> [WHAT YOU NEED TO DO]:
Print every line below. Match each one exactly.

> [TASK INPUT]:
+++
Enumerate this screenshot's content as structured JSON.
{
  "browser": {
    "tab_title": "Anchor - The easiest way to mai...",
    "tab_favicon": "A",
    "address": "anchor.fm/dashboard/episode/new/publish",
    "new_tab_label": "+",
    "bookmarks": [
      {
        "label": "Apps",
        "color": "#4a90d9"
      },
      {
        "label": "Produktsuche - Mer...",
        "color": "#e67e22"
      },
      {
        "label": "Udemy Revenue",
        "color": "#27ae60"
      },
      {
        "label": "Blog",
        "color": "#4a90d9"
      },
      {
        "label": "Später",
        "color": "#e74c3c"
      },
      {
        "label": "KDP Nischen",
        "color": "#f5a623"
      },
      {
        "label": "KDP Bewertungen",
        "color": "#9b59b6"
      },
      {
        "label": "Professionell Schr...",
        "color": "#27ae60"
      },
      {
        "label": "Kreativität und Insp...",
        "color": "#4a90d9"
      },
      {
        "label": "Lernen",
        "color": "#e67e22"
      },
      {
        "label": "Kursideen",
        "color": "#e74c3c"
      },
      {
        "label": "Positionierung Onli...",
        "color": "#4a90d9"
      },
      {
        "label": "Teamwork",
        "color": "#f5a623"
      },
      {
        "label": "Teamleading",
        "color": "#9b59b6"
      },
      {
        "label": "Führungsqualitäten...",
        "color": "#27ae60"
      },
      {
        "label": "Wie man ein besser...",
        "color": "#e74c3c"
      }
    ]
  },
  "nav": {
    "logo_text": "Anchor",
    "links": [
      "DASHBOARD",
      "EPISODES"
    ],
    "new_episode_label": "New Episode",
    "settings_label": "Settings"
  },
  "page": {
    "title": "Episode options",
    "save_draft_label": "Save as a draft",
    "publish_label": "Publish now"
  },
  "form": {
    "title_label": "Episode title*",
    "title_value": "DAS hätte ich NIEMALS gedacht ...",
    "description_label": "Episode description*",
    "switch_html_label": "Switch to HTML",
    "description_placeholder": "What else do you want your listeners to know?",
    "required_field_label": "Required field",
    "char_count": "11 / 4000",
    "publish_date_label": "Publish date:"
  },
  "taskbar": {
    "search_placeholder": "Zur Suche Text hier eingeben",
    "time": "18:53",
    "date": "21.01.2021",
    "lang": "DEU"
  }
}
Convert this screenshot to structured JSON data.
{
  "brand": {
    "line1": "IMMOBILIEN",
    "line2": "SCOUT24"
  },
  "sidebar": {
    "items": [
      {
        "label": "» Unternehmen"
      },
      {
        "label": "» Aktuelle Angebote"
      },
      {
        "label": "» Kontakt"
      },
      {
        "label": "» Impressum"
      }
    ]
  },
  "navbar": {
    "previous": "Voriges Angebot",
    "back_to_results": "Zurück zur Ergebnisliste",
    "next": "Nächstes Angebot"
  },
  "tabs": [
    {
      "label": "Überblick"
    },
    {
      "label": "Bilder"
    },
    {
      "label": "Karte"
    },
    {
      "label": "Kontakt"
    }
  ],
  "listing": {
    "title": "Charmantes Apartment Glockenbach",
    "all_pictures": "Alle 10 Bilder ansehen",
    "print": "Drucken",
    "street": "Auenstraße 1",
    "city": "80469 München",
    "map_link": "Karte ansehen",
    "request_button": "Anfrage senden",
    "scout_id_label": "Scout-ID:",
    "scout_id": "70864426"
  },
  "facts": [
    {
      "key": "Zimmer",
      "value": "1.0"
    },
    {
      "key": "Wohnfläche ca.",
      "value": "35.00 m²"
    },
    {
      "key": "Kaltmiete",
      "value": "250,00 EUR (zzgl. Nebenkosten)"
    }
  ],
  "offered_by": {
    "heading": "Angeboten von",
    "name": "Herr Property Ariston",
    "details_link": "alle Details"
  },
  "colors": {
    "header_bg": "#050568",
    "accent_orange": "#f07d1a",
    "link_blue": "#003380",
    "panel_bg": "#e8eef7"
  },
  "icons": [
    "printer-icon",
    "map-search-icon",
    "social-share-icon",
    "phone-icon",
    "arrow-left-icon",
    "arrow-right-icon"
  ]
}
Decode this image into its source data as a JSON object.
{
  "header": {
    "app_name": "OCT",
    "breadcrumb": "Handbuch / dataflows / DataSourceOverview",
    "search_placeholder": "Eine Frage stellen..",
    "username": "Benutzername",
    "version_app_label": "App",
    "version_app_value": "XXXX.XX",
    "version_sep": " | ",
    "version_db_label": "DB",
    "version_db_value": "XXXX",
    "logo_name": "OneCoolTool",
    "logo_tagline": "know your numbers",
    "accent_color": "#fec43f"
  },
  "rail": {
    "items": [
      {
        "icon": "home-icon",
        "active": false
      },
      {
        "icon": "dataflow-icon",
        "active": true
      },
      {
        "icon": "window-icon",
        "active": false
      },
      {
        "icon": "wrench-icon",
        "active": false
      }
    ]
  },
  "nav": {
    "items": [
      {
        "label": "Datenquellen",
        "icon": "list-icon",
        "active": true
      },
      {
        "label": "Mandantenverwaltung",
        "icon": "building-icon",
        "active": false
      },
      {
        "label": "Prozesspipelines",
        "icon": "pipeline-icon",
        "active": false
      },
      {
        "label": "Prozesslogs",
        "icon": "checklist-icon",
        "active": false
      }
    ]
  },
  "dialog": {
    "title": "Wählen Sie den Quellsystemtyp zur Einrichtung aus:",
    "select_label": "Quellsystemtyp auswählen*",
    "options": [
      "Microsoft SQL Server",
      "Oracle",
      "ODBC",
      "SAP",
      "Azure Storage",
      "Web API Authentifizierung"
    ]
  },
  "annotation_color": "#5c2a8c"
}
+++
> [SOLVED PROBLEM]:
Enumerate this screenshot's content as structured JSON.
{
  "browser": {
    "tab_title": "Anchor - The easiest way to mai...",
    "tab_favicon": "A",
    "address": "anchor.fm/dashboard/episode/new/publish",
    "new_tab_label": "+",
    "bookmarks": [
      {
        "label": "Apps",
        "color": "#4a90d9"
      },
      {
        "label": "Produktsuche - Mer...",
        "color": "#e67e22"
      },
      {
        "label": "Udemy Revenue",
        "color": "#27ae60"
      },
      {
        "label": "Blog",
        "color": "#4a90d9"
      },
      {
        "label": "Später",
        "color": "#e74c3c"
      },
      {
        "label": "KDP Nischen",
        "color": "#f5a623"
      },
      {
        "label": "KDP Bewertungen",
        "color": "#9b59b6"
      },
      {
        "label": "Professionell Schr...",
        "color": "#27ae60"
      },
      {
        "label": "Kreativität und Insp...",
        "color": "#4a90d9"
      },
      {
        "label": "Lernen",
        "color": "#e67e22"
      },
      {
        "label": "Kursideen",
        "color": "#e74c3c"
      },
      {
        "label": "Positionierung Onli...",
        "color": "#4a90d9"
      },
      {
        "label": "Teamwork",
        "color": "#f5a623"
      },
      {
        "label": "Teamleading",
        "color": "#9b59b6"
      },
      {
        "label": "Führungsqualitäten...",
        "color": "#27ae60"
      },
      {
        "label": "Wie man ein besser...",
        "color": "#e74c3c"
      }
    ]
  },
  "nav": {
    "logo_text": "Anchor",
    "links": [
      "DASHBOARD",
      "EPISODES"
    ],
    "new_episode_label": "New Episode",
    "settings_label": "Settings"
  },
  "page": {
    "title": "Episode options",
    "save_draft_label": "Save as a draft",
    "publish_label": "Publish now"
  },
  "form": {
    "title_label": "Episode title*",
    "title_value": "DAS hätte ich NIEMALS gedacht ...",
    "description_label": "Episode description*",
    "switch_html_label": "Switch to HTML",
    "description_placeholder": "What else do you want your listeners to know?",
    "required_field_label": "Required field",
    "char_count": "11 / 4000",
    "publish_date_label": "Publish date:"
  },
  "taskbar": {
    "search_placeholder": "Zur Suche Text hier eingeben",
    "time": "18:53",
    "date": "21.01.2021",
    "lang": "DEU"
  }
}
Convert this screenshot to structured JSON data.
{
  "brand": {
    "line1": "IMMOBILIEN",
    "line2": "SCOUT24"
  },
  "sidebar": {
    "items": [
      {
        "label": "» Unternehmen"
      },
      {
        "label": "» Aktuelle Angebote"
      },
      {
        "label": "» Kontakt"
      },
      {
        "label": "» Impressum"
      }
    ]
  },
  "navbar": {
    "previous": "Voriges Angebot",
    "back_to_results": "Zurück zur Ergebnisliste",
    "next": "Nächstes Angebot"
  },
  "tabs": [
    {
      "label": "Überblick"
    },
    {
      "label": "Bilder"
    },
    {
      "label": "Karte"
    },
    {
      "label": "Kontakt"
    }
  ],
  "listing": {
    "title": "Charmantes Apartment Glockenbach",
    "all_pictures": "Alle 10 Bilder ansehen",
    "print": "Drucken",
    "street": "Auenstraße 1",
    "city": "80469 München",
    "map_link": "Karte ansehen",
    "request_button": "Anfrage senden",
    "scout_id_label": "Scout-ID:",
    "scout_id": "70864426"
  },
  "facts": [
    {
      "key": "Zimmer",
      "value": "1.0"
    },
    {
      "key": "Wohnfläche ca.",
      "value": "35.00 m²"
    },
    {
      "key": "Kaltmiete",
      "value": "250,00 EUR (zzgl. Nebenkosten)"
    }
  ],
  "offered_by": {
    "heading": "Angeboten von",
    "name": "Herr Property Ariston",
    "details_link": "alle Details"
  },
  "colors": {
    "header_bg": "#050568",
    "accent_orange": "#f07d1a",
    "link_blue": "#003380",
    "panel_bg": "#e8eef7"
  },
  "icons": [
    "printer-icon",
    "map-search-icon",
    "social-share-icon",
    "phone-icon",
    "arrow-left-icon",
    "arrow-right-icon"
  ]
}
Decode this image into its source data as a JSON object.
{
  "header": {
    "app_name": "OCT",
    "breadcrumb": "Handbuch / dataflows / DataSourceOverview",
    "search_placeholder": "Eine Frage stellen..",
    "username": "Benutzername",
    "version_app_label": "App",
    "version_app_value": "XXXX.XX",
    "version_sep": " | ",
    "version_db_label": "DB",
    "version_db_value": "XXXX",
    "logo_name": "OneCoolTool",
    "logo_tagline": "know your numbers",
    "accent_color": "#fec43f"
  },
  "rail": {
    "items": [
      {
        "icon": "home-icon",
        "active": false
      },
      {
        "icon": "dataflow-icon",
        "active": true
      },
      {
        "icon": "window-icon",
        "active": false
      },
      {
        "icon": "wrench-icon",
        "active": false
      }
    ]
  },
  "nav": {
    "items": [
      {
        "label": "Datenquellen",
        "icon": "list-icon",
        "active": true
      },
      {
        "label": "Mandantenverwaltung",
        "icon": "building-icon",
        "active": false
      },
      {
        "label": "Prozesspipelines",
        "icon": "pipeline-icon",
        "active": false
      },
      {
        "label": "Prozesslogs",
        "icon": "checklist-icon",
        "active": false
      }
    ]
  },
  "dialog": {
    "title": "Wählen Sie den Quellsystemtyp zur Einrichtung aus:",
    "select_label": "Quellsystemtyp auswählen*",
    "options": [
      "Microsoft SQL Server",
      "Oracle",
      "ODBC",
      "SAP",
      "Azure Storage",
      "Web API Authentifizierung"
    ]
  },
  "annotation_color": "#5c2a8c"
}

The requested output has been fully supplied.